PROC SQL does closely align with the ANSI SQL-92 standard. If you are referring to the syntax used for the joins, either of the following could be used:
…FROM one, two;
…FROM one INNER JOIN two;
It is a way for us to request that row numbers be displayed in the output.
This would likely require 2 SELECT statements in PROC SQL. This might be a time when PROC MEANS/SUMMARY with a CLASS would be a good fit for the task.
The data step process that is most like the FULL JOIN is the data step MERGE. Please be aware that the process by which SQL and the data step join their data is different. Thus the results will not always be the same between a FULL JOIN and a data step MERGE.
Yes. Since Base SAS includes PROC SQL, it runs on any platform.
Currently, there is no session that addresses concepts from this webinar in more detail. We do have a session that addresses reading database data. It is ‘The What, When and Why or SAS Access Engines’
Yes. On the CREATE statement, use the name of the table that you wish to replace.
Newvariable=(0.5 x √[SumX]) + (0.8 x √[SumY]) + (0.6 x (log([Z] +8))) + (0.06 x ([Zx 5])) + 0.32
This expression might be best accommodated by the data step. You will need to use the SQRT function to perform square roots, the * operator for multiplication, the + operator, and the LOG function.
This is an example of a task that might be more typically accomplished using the data step. If you would like to use PROC SQL, the following paper addresses this topic:
Please contact the person who sent the information to you in order to resolve this question.
It can be used in either situation. For example, it can be used to consolidate all X values into a single column for reporting purposes. Below are a few helpful links:

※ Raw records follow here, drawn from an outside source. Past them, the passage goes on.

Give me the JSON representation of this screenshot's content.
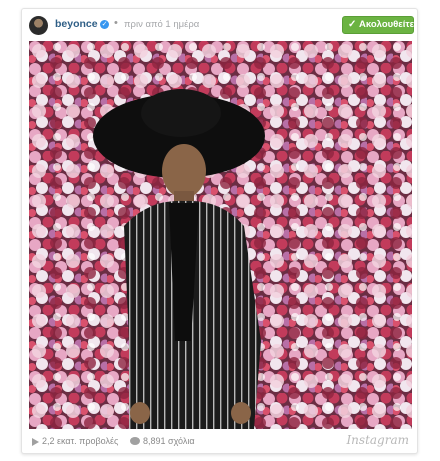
{
  "post": {
    "username": "beyonce",
    "timestamp": "πριν από 1 ημέρα",
    "follow_label": "Ακολουθείτε",
    "views": "2,2 εκατ. προβολές",
    "comments": "8,891 σχόλια",
    "brand": "Instagram"
  },
  "icons": {
    "verified": "verified-badge-icon",
    "follow": "check-icon",
    "views": "play-icon",
    "comments": "comment-bubble-icon"
  },
  "colors": {
    "username": "#2e5e86",
    "follow_button": "#6bb342",
    "verified": "#3897f0",
    "meta_text": "#8a8a8a"
  }
}
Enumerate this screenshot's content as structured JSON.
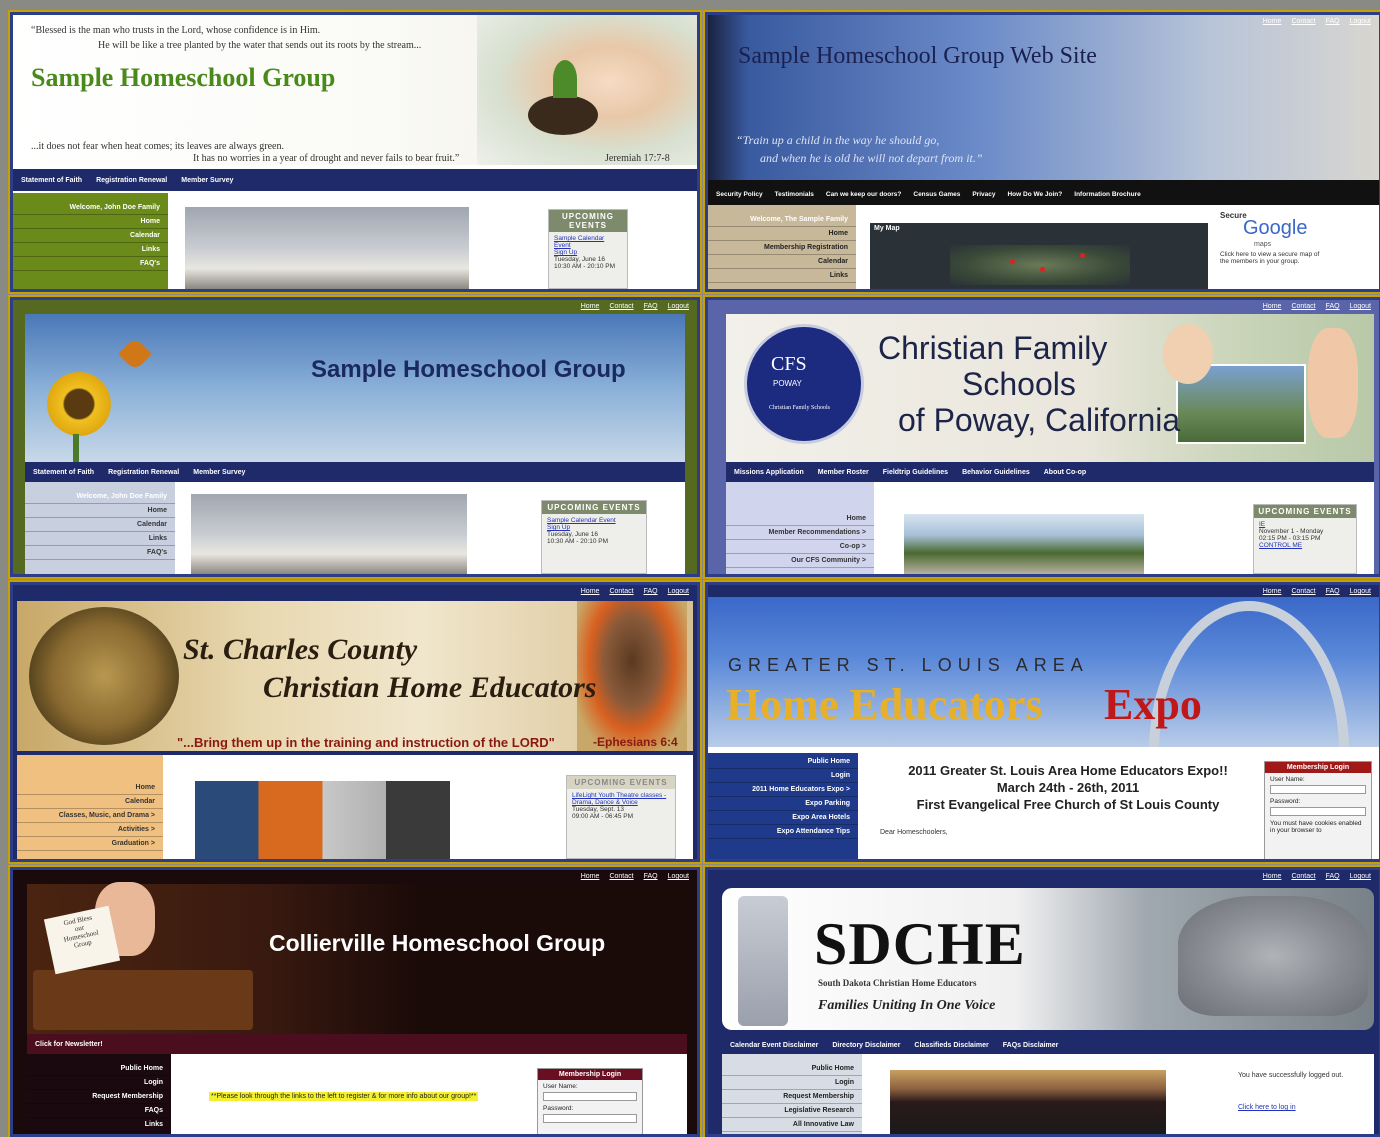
{
  "tile1": {
    "verse_top": "“Blessed is the man who trusts in the Lord, whose confidence is in Him.",
    "verse_top2": "He will be like a tree planted by the water that sends out its roots by the stream...",
    "title": "Sample Homeschool Group",
    "verse_bottom": "...it does not fear when heat comes; its leaves are always green.",
    "verse_bottom2": "It has no worries in a year of drought and never fails to bear fruit.”",
    "verse_ref": "Jeremiah 17:7-8",
    "nav": [
      "Statement of Faith",
      "Registration Renewal",
      "Member Survey"
    ],
    "side": [
      "Welcome, John Doe Family",
      "Home",
      "Calendar",
      "Links",
      "FAQ's"
    ],
    "events_title": "UPCOMING EVENTS",
    "events": [
      "Sample Calendar Event",
      "Sign Up",
      "Tuesday, June 16",
      "10:30 AM - 20:10 PM"
    ]
  },
  "tile2": {
    "title": "Sample Homeschool Group Web Site",
    "verse1": "“Train up a child in the way he should go,",
    "verse2": "and when he is old he will not depart from it.”",
    "toplinks": [
      "Home",
      "Contact",
      "FAQ",
      "Logout"
    ],
    "nav": [
      "Security Policy",
      "Testimonials",
      "Can we keep our doors?",
      "Census Games",
      "Privacy",
      "How Do We Join?",
      "Information Brochure"
    ],
    "side": [
      "Welcome, The Sample Family",
      "Home",
      "Membership Registration",
      "Calendar",
      "Links"
    ],
    "map_title": "My Map",
    "google_top": "Secure",
    "google": "Google",
    "google_sub": "maps",
    "google_text": "Click here to view a secure map of the members in your group."
  },
  "tile3": {
    "title": "Sample Homeschool Group",
    "toplinks": [
      "Home",
      "Contact",
      "FAQ",
      "Logout"
    ],
    "nav": [
      "Statement of Faith",
      "Registration Renewal",
      "Member Survey"
    ],
    "side": [
      "Welcome, John Doe Family",
      "Home",
      "Calendar",
      "Links",
      "FAQ's"
    ],
    "events_title": "UPCOMING EVENTS",
    "events": [
      "Sample Calendar Event",
      "Sign Up",
      "Tuesday, June 16",
      "10:30 AM - 20:10 PM"
    ]
  },
  "tile4": {
    "title1": "Christian Family",
    "title2": "Schools",
    "title3": "of Poway, California",
    "logo_text": "CFS",
    "logo_sub": "POWAY",
    "logo_caption": "Christian Family Schools",
    "toplinks": [
      "Home",
      "Contact",
      "FAQ",
      "Logout"
    ],
    "nav": [
      "Missions Application",
      "Member Roster",
      "Fieldtrip Guidelines",
      "Behavior Guidelines",
      "About Co-op"
    ],
    "side": [
      "Home",
      "Member Recommendations >",
      "Co-op >",
      "Our CFS Community >"
    ],
    "events_title": "UPCOMING EVENTS",
    "events": [
      "IE",
      "November 1 - Monday",
      "02:15 PM - 03:15 PM",
      "CONTROL ME"
    ]
  },
  "tile5": {
    "title1": "St. Charles County",
    "title2": "Christian Home Educators",
    "verse": "\"...Bring them up in the training and instruction of the LORD\"",
    "verse_ref": "-Ephesians 6:4",
    "toplinks": [
      "Home",
      "Contact",
      "FAQ",
      "Logout"
    ],
    "side": [
      "Home",
      "Calendar",
      "Classes, Music, and Drama >",
      "Activities >",
      "Graduation >"
    ],
    "events_title": "UPCOMING EVENTS",
    "events": [
      "LifeLight Youth Theatre classes - Drama, Dance & Voice",
      "Tuesday, Sept. 13",
      "09:00 AM - 06:45 PM"
    ]
  },
  "tile6": {
    "pretitle": "GREATER ST. LOUIS AREA",
    "title_a": "Home Educators",
    "title_b": "Expo",
    "toplinks": [
      "Home",
      "Contact",
      "FAQ",
      "Logout"
    ],
    "side": [
      "Public Home",
      "Login",
      "2011 Home Educators Expo >",
      "Expo Parking",
      "Expo Area Hotels",
      "Expo Attendance Tips"
    ],
    "headline1": "2011 Greater St. Louis Area Home Educators Expo!!",
    "headline2": "March 24th - 26th, 2011",
    "headline3": "First Evangelical Free Church of St Louis County",
    "greeting": "Dear Homeschoolers,",
    "login_title": "Membership Login",
    "user_label": "User Name:",
    "pass_label": "Password:",
    "cookie_text": "You must have cookies enabled in your browser to"
  },
  "tile7": {
    "title": "Collierville Homeschool Group",
    "sign1": "God Bless",
    "sign2": "our",
    "sign3": "Homeschool",
    "sign4": "Group",
    "toplinks": [
      "Home",
      "Contact",
      "FAQ",
      "Logout"
    ],
    "newsletter": "Click for Newsletter!",
    "side": [
      "Public Home",
      "Login",
      "Request Membership",
      "FAQs",
      "Links"
    ],
    "notice": "**Please look through the links to the left to register & for more info about our group!**",
    "login_title": "Membership Login",
    "user_label": "User Name:",
    "pass_label": "Password:"
  },
  "tile8": {
    "title": "SDCHE",
    "subtitle": "South Dakota Christian Home Educators",
    "tagline": "Families Uniting In One Voice",
    "toplinks": [
      "Home",
      "Contact",
      "FAQ",
      "Logout"
    ],
    "nav": [
      "Calendar Event Disclaimer",
      "Directory Disclaimer",
      "Classifieds Disclaimer",
      "FAQs Disclaimer"
    ],
    "side": [
      "Public Home",
      "Login",
      "Request Membership",
      "Legislative Research",
      "All Innovative Law"
    ],
    "logout_msg": "You have successfully logged out.",
    "login_link": "Click here to log in"
  }
}
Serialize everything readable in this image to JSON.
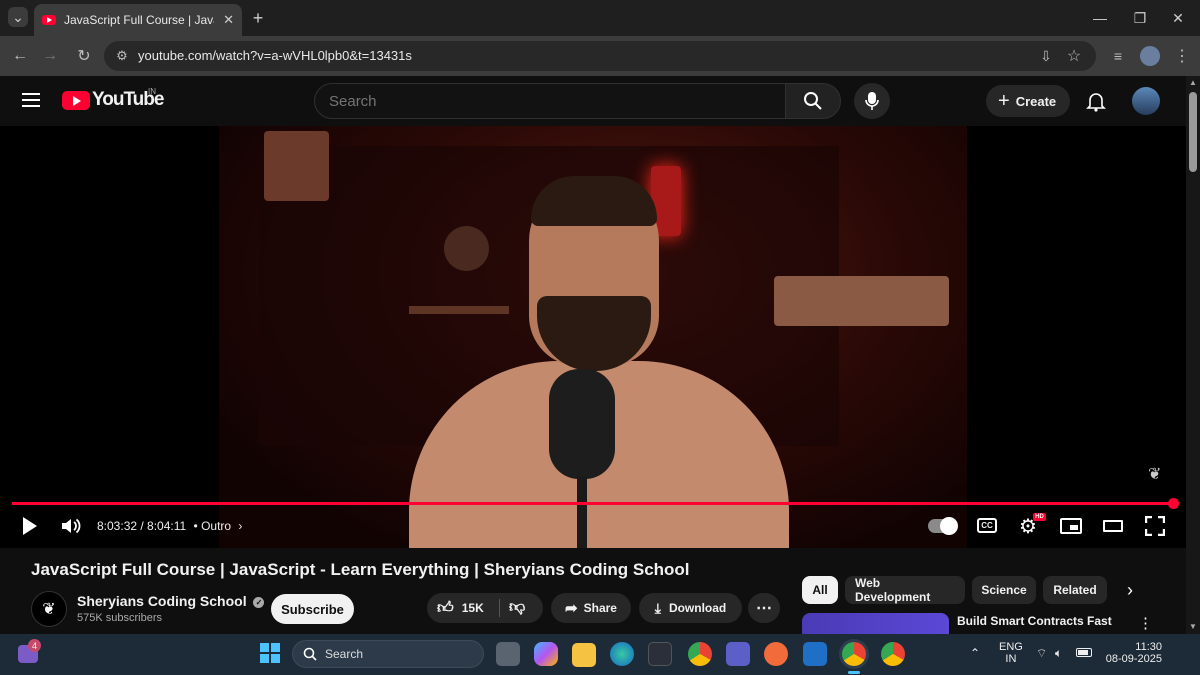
{
  "browser": {
    "tab_title": "JavaScript Full Course | JavaScript - Learn Everything | Sheryians Coding School",
    "tab_close": "✕",
    "new_tab": "+",
    "url": "youtube.com/watch?v=a-wVHL0lpb0&t=13431s"
  },
  "youtube": {
    "logo_text": "YouTube",
    "region": "IN",
    "search_placeholder": "Search",
    "create_label": "Create"
  },
  "player": {
    "time": "8:03:32 / 8:04:11",
    "chapter": "• Outro",
    "progress": 0.998,
    "hd_badge": "HD"
  },
  "video": {
    "title": "JavaScript Full Course | JavaScript - Learn Everything | Sheryians Coding School",
    "channel": "Sheryians Coding School",
    "subscribers": "575K subscribers",
    "subscribe_label": "Subscribe",
    "likes": "15K",
    "share_label": "Share",
    "download_label": "Download"
  },
  "chips": [
    "All",
    "Web Development",
    "Science",
    "Related"
  ],
  "recommendation": {
    "title": "Build Smart Contracts Fast"
  },
  "taskbar": {
    "search_label": "Search",
    "teams_badge": "4",
    "lang_1": "ENG",
    "lang_2": "IN",
    "time": "11:30",
    "date": "08-09-2025"
  },
  "colors": {
    "accent": "#ff0033",
    "bg": "#0f0f0f",
    "taskbar": "#1d2a37"
  }
}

Below is an example from the session that includes an added ORDER BY clause. The GROUP BY indicates the grouping values that are to be used for summarization. The ORDER BY is used for ordering the results set. You can think of an ORDER BY as a sorting of the data.
proc sql number; select c.providerID, providerName, sum(chgamt) as sumChg, sum(lndiscamt) as sumdisc, sum(eeresp) as sumeeresp, sum(paidamt) as sumpaidamt from health.claims_sample as c, health.provider as p where c.providerID = p.providerID group by c.providerID, providerName order by providerID ; quit;
Below are some helpful links for further investigating PROC SQL and the macro language: